the same zeal and zest of the leader, which cannot be achieved by a hired translator at any point.”
Magic lost in translation
Despite being in the party for over 30 years, Congress spokesperson Americai Narayanan says he got a chance to translate his party leader's speech only recently. "Every party has some insecure leaders at the helm, who hamper the growth of a few talented people. Tamil Nadu Congress Chief K S Alagiri, however, is secure enough to have given me this opportunity."
Certain that only a party representative can do a “magic” in translation, Narayanan explains, “Tone, tenor and delivery are as important as words. A professional may translate the words but a party leader will translate the message with emotion.”
'Eye for talents essential'
Former editor-in-charge of Theekathir, A Kumaresan asks when political parties could outsource their works to private players, why not employ a translator?

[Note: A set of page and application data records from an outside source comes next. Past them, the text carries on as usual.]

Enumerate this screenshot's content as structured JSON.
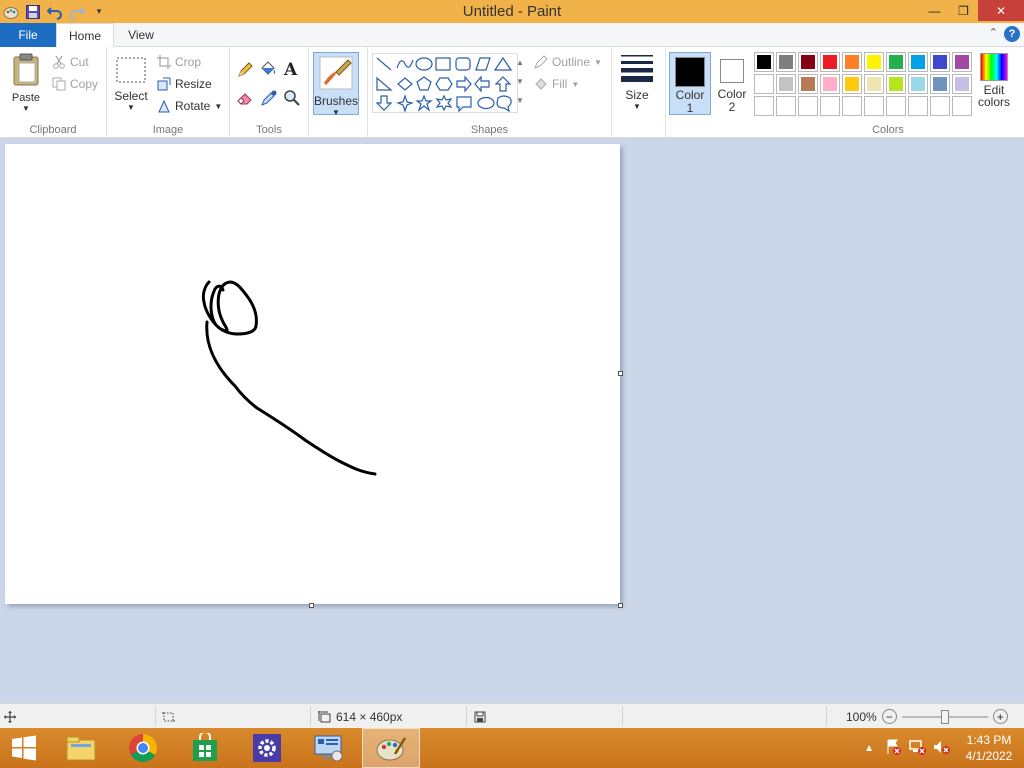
{
  "window": {
    "title": "Untitled - Paint",
    "controls": {
      "minimize": "—",
      "restore": "❐",
      "close": "✕"
    }
  },
  "tabs": [
    {
      "label": "File"
    },
    {
      "label": "Home"
    },
    {
      "label": "View"
    }
  ],
  "help": "?",
  "ribbon": {
    "clipboard": {
      "label": "Clipboard",
      "paste": "Paste",
      "cut": "Cut",
      "copy": "Copy"
    },
    "image": {
      "label": "Image",
      "select": "Select",
      "crop": "Crop",
      "resize": "Resize",
      "rotate": "Rotate"
    },
    "tools": {
      "label": "Tools"
    },
    "brushes": {
      "label": "Brushes"
    },
    "shapes": {
      "label": "Shapes",
      "outline": "Outline",
      "fill": "Fill"
    },
    "size": {
      "label": "Size"
    },
    "color1": {
      "label": "Color",
      "num": "1",
      "color": "#000000"
    },
    "color2": {
      "label": "Color",
      "num": "2",
      "color": "#ffffff"
    },
    "colors": {
      "label": "Colors",
      "edit_label_1": "Edit",
      "edit_label_2": "colors",
      "row1": [
        "#000000",
        "#7f7f7f",
        "#880015",
        "#ed1c24",
        "#ff7f27",
        "#fff200",
        "#22b14c",
        "#00a2e8",
        "#3f48cc",
        "#a349a4"
      ],
      "row2": [
        "#ffffff",
        "#c3c3c3",
        "#b97a57",
        "#ffaec9",
        "#ffc90e",
        "#efe4b0",
        "#b5e61d",
        "#99d9ea",
        "#7092be",
        "#c8bfe7"
      ],
      "row3": [
        "#ffffff",
        "#ffffff",
        "#ffffff",
        "#ffffff",
        "#ffffff",
        "#ffffff",
        "#ffffff",
        "#ffffff",
        "#ffffff",
        "#ffffff"
      ]
    }
  },
  "status": {
    "canvas_size": "614 × 460px",
    "zoom": "100%",
    "zoom_level": 0.5
  },
  "taskbar": {
    "time": "1:43 PM",
    "date": "4/1/2022"
  }
}
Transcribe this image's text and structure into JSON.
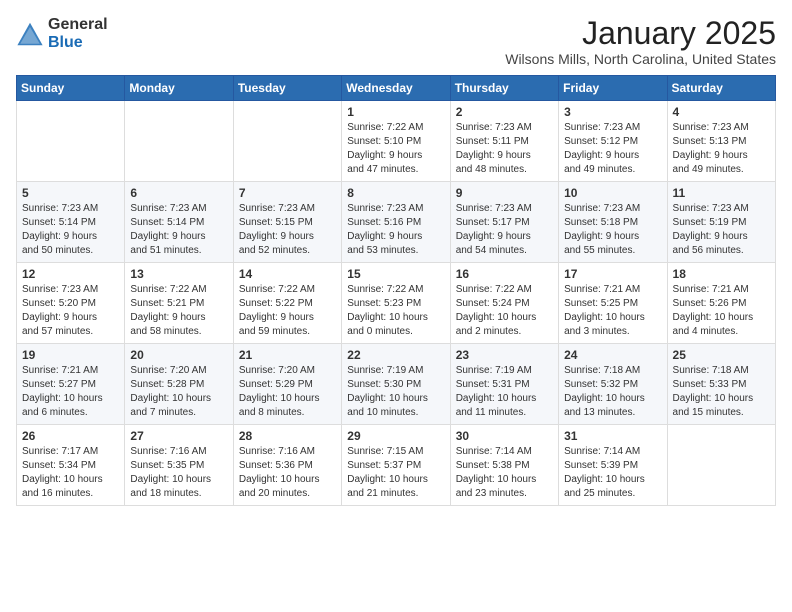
{
  "header": {
    "logo_general": "General",
    "logo_blue": "Blue",
    "month": "January 2025",
    "location": "Wilsons Mills, North Carolina, United States"
  },
  "weekdays": [
    "Sunday",
    "Monday",
    "Tuesday",
    "Wednesday",
    "Thursday",
    "Friday",
    "Saturday"
  ],
  "weeks": [
    [
      {
        "day": "",
        "info": ""
      },
      {
        "day": "",
        "info": ""
      },
      {
        "day": "",
        "info": ""
      },
      {
        "day": "1",
        "info": "Sunrise: 7:22 AM\nSunset: 5:10 PM\nDaylight: 9 hours\nand 47 minutes."
      },
      {
        "day": "2",
        "info": "Sunrise: 7:23 AM\nSunset: 5:11 PM\nDaylight: 9 hours\nand 48 minutes."
      },
      {
        "day": "3",
        "info": "Sunrise: 7:23 AM\nSunset: 5:12 PM\nDaylight: 9 hours\nand 49 minutes."
      },
      {
        "day": "4",
        "info": "Sunrise: 7:23 AM\nSunset: 5:13 PM\nDaylight: 9 hours\nand 49 minutes."
      }
    ],
    [
      {
        "day": "5",
        "info": "Sunrise: 7:23 AM\nSunset: 5:14 PM\nDaylight: 9 hours\nand 50 minutes."
      },
      {
        "day": "6",
        "info": "Sunrise: 7:23 AM\nSunset: 5:14 PM\nDaylight: 9 hours\nand 51 minutes."
      },
      {
        "day": "7",
        "info": "Sunrise: 7:23 AM\nSunset: 5:15 PM\nDaylight: 9 hours\nand 52 minutes."
      },
      {
        "day": "8",
        "info": "Sunrise: 7:23 AM\nSunset: 5:16 PM\nDaylight: 9 hours\nand 53 minutes."
      },
      {
        "day": "9",
        "info": "Sunrise: 7:23 AM\nSunset: 5:17 PM\nDaylight: 9 hours\nand 54 minutes."
      },
      {
        "day": "10",
        "info": "Sunrise: 7:23 AM\nSunset: 5:18 PM\nDaylight: 9 hours\nand 55 minutes."
      },
      {
        "day": "11",
        "info": "Sunrise: 7:23 AM\nSunset: 5:19 PM\nDaylight: 9 hours\nand 56 minutes."
      }
    ],
    [
      {
        "day": "12",
        "info": "Sunrise: 7:23 AM\nSunset: 5:20 PM\nDaylight: 9 hours\nand 57 minutes."
      },
      {
        "day": "13",
        "info": "Sunrise: 7:22 AM\nSunset: 5:21 PM\nDaylight: 9 hours\nand 58 minutes."
      },
      {
        "day": "14",
        "info": "Sunrise: 7:22 AM\nSunset: 5:22 PM\nDaylight: 9 hours\nand 59 minutes."
      },
      {
        "day": "15",
        "info": "Sunrise: 7:22 AM\nSunset: 5:23 PM\nDaylight: 10 hours\nand 0 minutes."
      },
      {
        "day": "16",
        "info": "Sunrise: 7:22 AM\nSunset: 5:24 PM\nDaylight: 10 hours\nand 2 minutes."
      },
      {
        "day": "17",
        "info": "Sunrise: 7:21 AM\nSunset: 5:25 PM\nDaylight: 10 hours\nand 3 minutes."
      },
      {
        "day": "18",
        "info": "Sunrise: 7:21 AM\nSunset: 5:26 PM\nDaylight: 10 hours\nand 4 minutes."
      }
    ],
    [
      {
        "day": "19",
        "info": "Sunrise: 7:21 AM\nSunset: 5:27 PM\nDaylight: 10 hours\nand 6 minutes."
      },
      {
        "day": "20",
        "info": "Sunrise: 7:20 AM\nSunset: 5:28 PM\nDaylight: 10 hours\nand 7 minutes."
      },
      {
        "day": "21",
        "info": "Sunrise: 7:20 AM\nSunset: 5:29 PM\nDaylight: 10 hours\nand 8 minutes."
      },
      {
        "day": "22",
        "info": "Sunrise: 7:19 AM\nSunset: 5:30 PM\nDaylight: 10 hours\nand 10 minutes."
      },
      {
        "day": "23",
        "info": "Sunrise: 7:19 AM\nSunset: 5:31 PM\nDaylight: 10 hours\nand 11 minutes."
      },
      {
        "day": "24",
        "info": "Sunrise: 7:18 AM\nSunset: 5:32 PM\nDaylight: 10 hours\nand 13 minutes."
      },
      {
        "day": "25",
        "info": "Sunrise: 7:18 AM\nSunset: 5:33 PM\nDaylight: 10 hours\nand 15 minutes."
      }
    ],
    [
      {
        "day": "26",
        "info": "Sunrise: 7:17 AM\nSunset: 5:34 PM\nDaylight: 10 hours\nand 16 minutes."
      },
      {
        "day": "27",
        "info": "Sunrise: 7:16 AM\nSunset: 5:35 PM\nDaylight: 10 hours\nand 18 minutes."
      },
      {
        "day": "28",
        "info": "Sunrise: 7:16 AM\nSunset: 5:36 PM\nDaylight: 10 hours\nand 20 minutes."
      },
      {
        "day": "29",
        "info": "Sunrise: 7:15 AM\nSunset: 5:37 PM\nDaylight: 10 hours\nand 21 minutes."
      },
      {
        "day": "30",
        "info": "Sunrise: 7:14 AM\nSunset: 5:38 PM\nDaylight: 10 hours\nand 23 minutes."
      },
      {
        "day": "31",
        "info": "Sunrise: 7:14 AM\nSunset: 5:39 PM\nDaylight: 10 hours\nand 25 minutes."
      },
      {
        "day": "",
        "info": ""
      }
    ]
  ]
}
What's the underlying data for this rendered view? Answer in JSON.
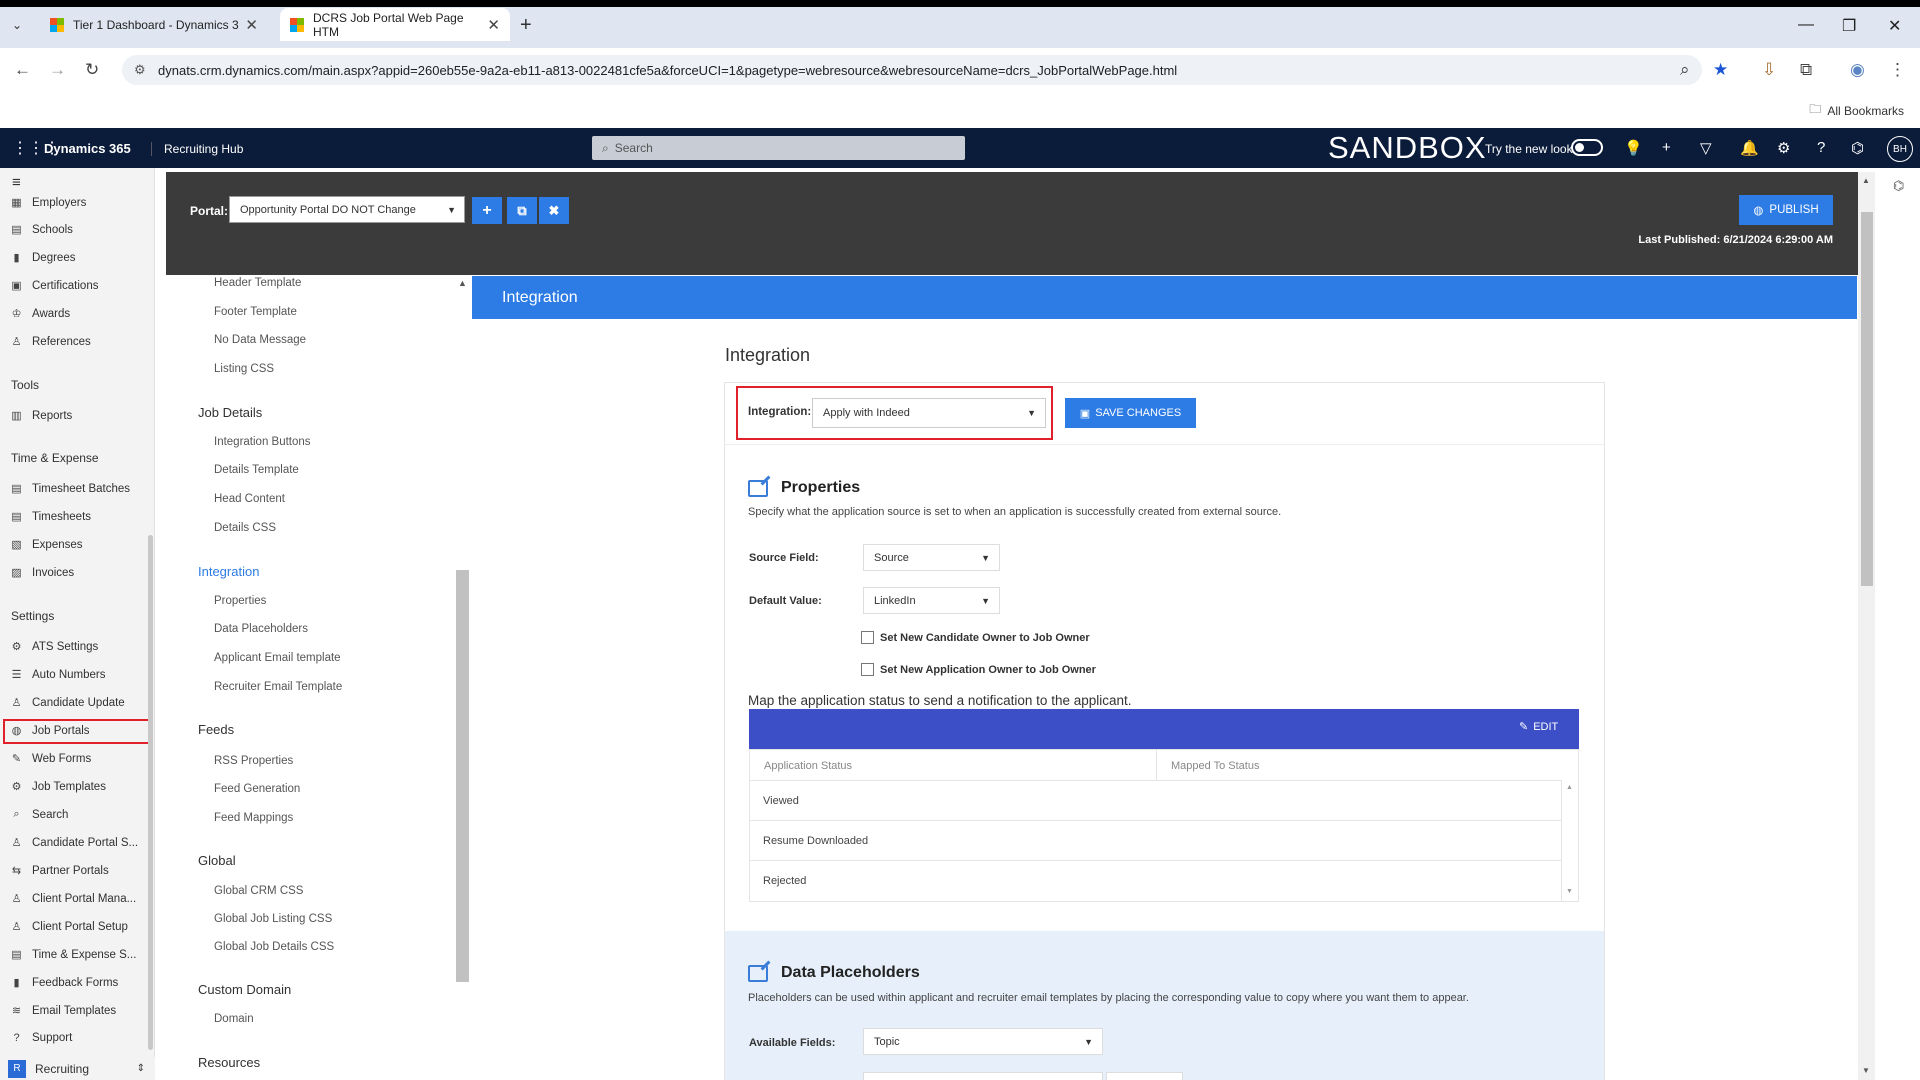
{
  "browser": {
    "tabs": [
      {
        "label": "Tier 1 Dashboard - Dynamics 3"
      },
      {
        "label": "DCRS Job Portal Web Page HTM"
      }
    ],
    "url": "dynats.crm.dynamics.com/main.aspx?appid=260eb55e-9a2a-eb11-a813-0022481cfe5a&forceUCI=1&pagetype=webresource&webresourceName=dcrs_JobPortalWebPage.html",
    "all_bookmarks": "All Bookmarks"
  },
  "header": {
    "brand": "Dynamics 365",
    "app": "Recruiting Hub",
    "search_placeholder": "Search",
    "env": "SANDBOX",
    "try_new_look": "Try the new look",
    "avatar": "BH"
  },
  "leftnav": {
    "items": [
      {
        "label": "Employers",
        "icon": "users-icon"
      },
      {
        "label": "Schools",
        "icon": "school-icon"
      },
      {
        "label": "Degrees",
        "icon": "book-icon"
      },
      {
        "label": "Certifications",
        "icon": "certificate-icon"
      },
      {
        "label": "Awards",
        "icon": "award-icon"
      },
      {
        "label": "References",
        "icon": "person-icon"
      }
    ],
    "tools_label": "Tools",
    "tools": [
      {
        "label": "Reports"
      }
    ],
    "time_label": "Time & Expense",
    "time": [
      {
        "label": "Timesheet Batches"
      },
      {
        "label": "Timesheets"
      },
      {
        "label": "Expenses"
      },
      {
        "label": "Invoices"
      }
    ],
    "settings_label": "Settings",
    "settings": [
      {
        "label": "ATS Settings"
      },
      {
        "label": "Auto Numbers"
      },
      {
        "label": "Candidate Update"
      },
      {
        "label": "Job Portals"
      },
      {
        "label": "Web Forms"
      },
      {
        "label": "Job Templates"
      },
      {
        "label": "Search"
      },
      {
        "label": "Candidate Portal S..."
      },
      {
        "label": "Partner Portals"
      },
      {
        "label": "Client Portal Mana..."
      },
      {
        "label": "Client Portal Setup"
      },
      {
        "label": "Time & Expense S..."
      },
      {
        "label": "Feedback Forms"
      },
      {
        "label": "Email Templates"
      },
      {
        "label": "Support"
      }
    ],
    "area": "Recruiting",
    "area_badge": "R"
  },
  "portalbar": {
    "label": "Portal:",
    "selected": "Opportunity Portal DO NOT Change",
    "publish": "PUBLISH",
    "last_published": "Last Published: 6/21/2024 6:29:00 AM"
  },
  "secnav": {
    "top_items": [
      "Header Template",
      "Footer Template",
      "No Data Message",
      "Listing CSS"
    ],
    "job_details": "Job Details",
    "job_details_items": [
      "Integration Buttons",
      "Details Template",
      "Head Content",
      "Details CSS"
    ],
    "integration": "Integration",
    "integration_items": [
      "Properties",
      "Data Placeholders",
      "Applicant Email template",
      "Recruiter Email Template"
    ],
    "feeds": "Feeds",
    "feeds_items": [
      "RSS Properties",
      "Feed Generation",
      "Feed Mappings"
    ],
    "global": "Global",
    "global_items": [
      "Global CRM CSS",
      "Global Job Listing CSS",
      "Global Job Details CSS"
    ],
    "custom_domain": "Custom Domain",
    "custom_domain_items": [
      "Domain"
    ],
    "resources": "Resources"
  },
  "main": {
    "banner": "Integration",
    "title": "Integration",
    "integration_label": "Integration:",
    "integration_value": "Apply with Indeed",
    "save": "SAVE CHANGES",
    "properties": {
      "title": "Properties",
      "desc": "Specify what the application source is set to when an application is successfully created from external source.",
      "source_field_label": "Source Field:",
      "source_field_value": "Source",
      "default_value_label": "Default Value:",
      "default_value_value": "LinkedIn",
      "chk1": "Set New Candidate Owner to Job Owner",
      "chk2": "Set New Application Owner to Job Owner"
    },
    "map_desc": "Map the application status to send a notification to the applicant.",
    "edit": "EDIT",
    "grid_cols": [
      "Application Status",
      "Mapped To Status"
    ],
    "grid_rows": [
      "Viewed",
      "Resume Downloaded",
      "Rejected"
    ],
    "placeholders": {
      "title": "Data Placeholders",
      "desc": "Placeholders can be used within applicant and recruiter email templates by placing the corresponding value to copy where you want them to appear.",
      "available_label": "Available Fields:",
      "available_value": "Topic"
    }
  },
  "colors": {
    "accent": "#2d7be5",
    "header": "#0b1b3a",
    "highlight": "#e0202a",
    "grid_header": "#3d4fc7"
  }
}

“Ideally, all party works have to be shared among its members. Also, there will be language enthusiasts in all parties. It is upon the high command to identify and develop them instead of adhering to hierarchy. The prominence given to improve oratory skills of a leader should also be for bettering translation skills of such enthusiasts,” adds Kumaresan, who has translated over 20 books on various subjects.
Some hits, a few misses
Having translated leaders’ speeches since 2011, BJP Mahila Morcha President Vanathi Srinivasan opines translation flops happen rarely, mostly due to audio issues and so, a need for hiring professionals has not come calling. Exuding confidence that people will not mistake such goof-ups as the party’s inefficiency or negligence, she urges them to take it lightly and pass it over.
Clearing the air of rumours that party members clamour for a chance to translate, she says the saffron party has been giving opportunities to all and identifies BJP State Secretary of Propaganda Wing Renuka Devi from Madurai and party member Victoria Gowri from Kanyakumari as their upcoming translators.
Sushma Swaraj, Venkaiah Naidu, Muralidhara Rao and Smriti Irani are some leaders for whom Vanathi has translated.
Congress already tried taking the help of professional translators in 2019 for Rahul’s address in Krishnagiri but the experiment was unsuccessful, says former Congress MLA Peter Alphonse, who derives inspiration from the late Dravidian movement leader EVK Sampath and former finance minister P Chidambaram. Peter, however, does not mind hiring professionals in the absence of a good hand in the party.
“I find translating for Rahul the toughest as it is difficult to know which topic he will start when and where he will finish. So, I keep a track of his speeches and understand the season. Recently, I translated "nickerwallas" as "liquorwallas" by mistake. After the meeting, Rahul asked if he was not audible
and assured to speak in a direction that will not be difficult to grab the words.
To his credit, Alphonse has translated the speeches of Manmohan Singh and P V Narasimha Rao.
Need to address the elephant in the room
Politics today is inundated with uninformed and unskilled job seekers, laments a senior politician from a national party seeking anonymity. “Some people with access to a party leader get into the field thinking that money and caste are sufficient to bag a post and sustain. This is also a reason for the quality of
Assembly debates to have dropped over time. The scenario is such that most of the 39 MPs from Tamil Nadu are not conversant in English. So, there is a need to encourage qualified and talented people to enter politics. Until then, changes will remain a distant dream.”
Summing it up by borrowing Thiruvalluvar’s couplet (517), in all true sense not to catch up with politicians growing “fondness” for him: Edhanai edhanal evanmudikkum endraaindhu, adhanai avankan vidal; meaning: the performance problem can be averted if the right person with relevant skills is roped in for the job.